When the scrap recycling industry gathers for the Institute of Scrap Recycling Industries (ISRI) 2016 Convention & Exposition in early April, it will have no shortage of issues to discuss or causes for concern as its member companies attempt to be profitable in 2016.
Throughout 2015, recyclers of most materials—and especially of metals—faced the difficult task of operating in an environment of falling prices. The first quarter of 2016 has brought with it a continuation of previous concerns and the presentation of new ones, with events in all three of the world’s largest economic regions raising questions about how they will be resolved.
Often attracting the most attention is the economy of China, which clearly is facing constraints to its recent pace of robust growth. Scrap recyclers are all too familiar with how China’s economy and decisions by its government ministries can stimulate rapid changes to the demand for and pricing of secondary raw materials.
In 2016, questions focus largely on the ability of China to, on the one hand, scale back its overly generous production of steel and other basic materials and, on the other, maintain enough economic growth to consume materials such as steel, aluminum, copper and containerboard.
Europe, as of the fourth quarter of 2015, is continuing to experience slow economic growth. The biggest news story in Europe—its sudden absorption of migrants from the Middle East, Africa and central Asia—also ties into its economic outlook. Germany, in particular, will be facing the challenge of either supporting such migrants or integrating them into its workforce.
The United States is experiencing economic growth at a slightly faster pace than Europe. However, among the events likely to cause angst among business decision-makers in 2016 is that it’s a presidential election year.
“The United States is experiencing economic growth, but among the events likely to cause angst among business decision-makers in 2016 is that it’s a presidential election year.”

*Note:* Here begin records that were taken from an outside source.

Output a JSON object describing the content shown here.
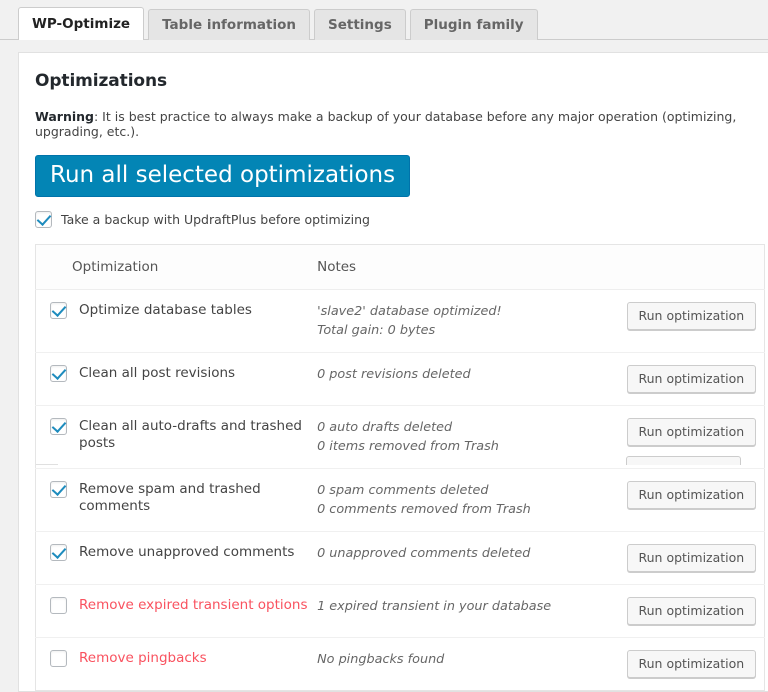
{
  "tabs": [
    {
      "label": "WP-Optimize",
      "active": true
    },
    {
      "label": "Table information",
      "active": false
    },
    {
      "label": "Settings",
      "active": false
    },
    {
      "label": "Plugin family",
      "active": false
    }
  ],
  "panel": {
    "title": "Optimizations",
    "warning_label": "Warning",
    "warning_text": ": It is best practice to always make a backup of your database before any major operation (optimizing, upgrading, etc.).",
    "run_all_label": "Run all selected optimizations",
    "backup_checkbox_label": "Take a backup with UpdraftPlus before optimizing",
    "backup_checkbox_checked": true
  },
  "table": {
    "headers": {
      "optimization": "Optimization",
      "notes": "Notes",
      "action": ""
    },
    "rows": [
      {
        "checked": true,
        "danger": false,
        "label": "Optimize database tables",
        "notes": [
          "'slave2' database optimized!",
          "Total gain: 0 bytes"
        ],
        "button": "Run optimization"
      },
      {
        "checked": true,
        "danger": false,
        "label": "Clean all post revisions",
        "notes": [
          "0 post revisions deleted"
        ],
        "button": "Run optimization"
      },
      {
        "checked": true,
        "danger": false,
        "label": "Clean all auto-drafts and trashed posts",
        "notes": [
          "0 auto drafts deleted",
          "0 items removed from Trash"
        ],
        "button": "Run optimization"
      },
      {
        "checked": true,
        "danger": false,
        "label": "Remove spam and trashed comments",
        "notes": [
          "0 spam comments deleted",
          "0 comments removed from Trash"
        ],
        "button": "Run optimization"
      },
      {
        "checked": true,
        "danger": false,
        "label": "Remove unapproved comments",
        "notes": [
          "0 unapproved comments deleted"
        ],
        "button": "Run optimization"
      },
      {
        "checked": false,
        "danger": true,
        "label": "Remove expired transient options",
        "notes": [
          "1 expired transient in your database"
        ],
        "button": "Run optimization"
      },
      {
        "checked": false,
        "danger": true,
        "label": "Remove pingbacks",
        "notes": [
          "No pingbacks found"
        ],
        "button": "Run optimization"
      }
    ]
  },
  "colors": {
    "primary_button": "#0385b5",
    "danger_text": "#f9525f",
    "checkbox_check": "#1e8cbe",
    "page_background": "#f1f1f1"
  }
}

The campaign is still in its early stages, but thus far one party has an emerging candidate who steadfastly believes wages should rise and large companies should pay a higher percentage of their profits into the national treasury. The other party has produced a front-runner (as of this writing) who is a property developer turned reality TV star turned presidential candidate with an exceedingly unclear agenda, other than to say that immigrants are unwelcome.
No matter what their political beliefs, many investors and business managers seemed to demonstrate in 2012 that they get cold feet when tax-and-spend policies in Washington face near-term uncertainty.
The recycling business owners and managers who will gather at the ISRI convention have been through such periods of uncertainty before. That isn’t likely to make 2016 any easier; but, as demonstrated in our cover story starting on page 36, it can help them manage through difficult situations.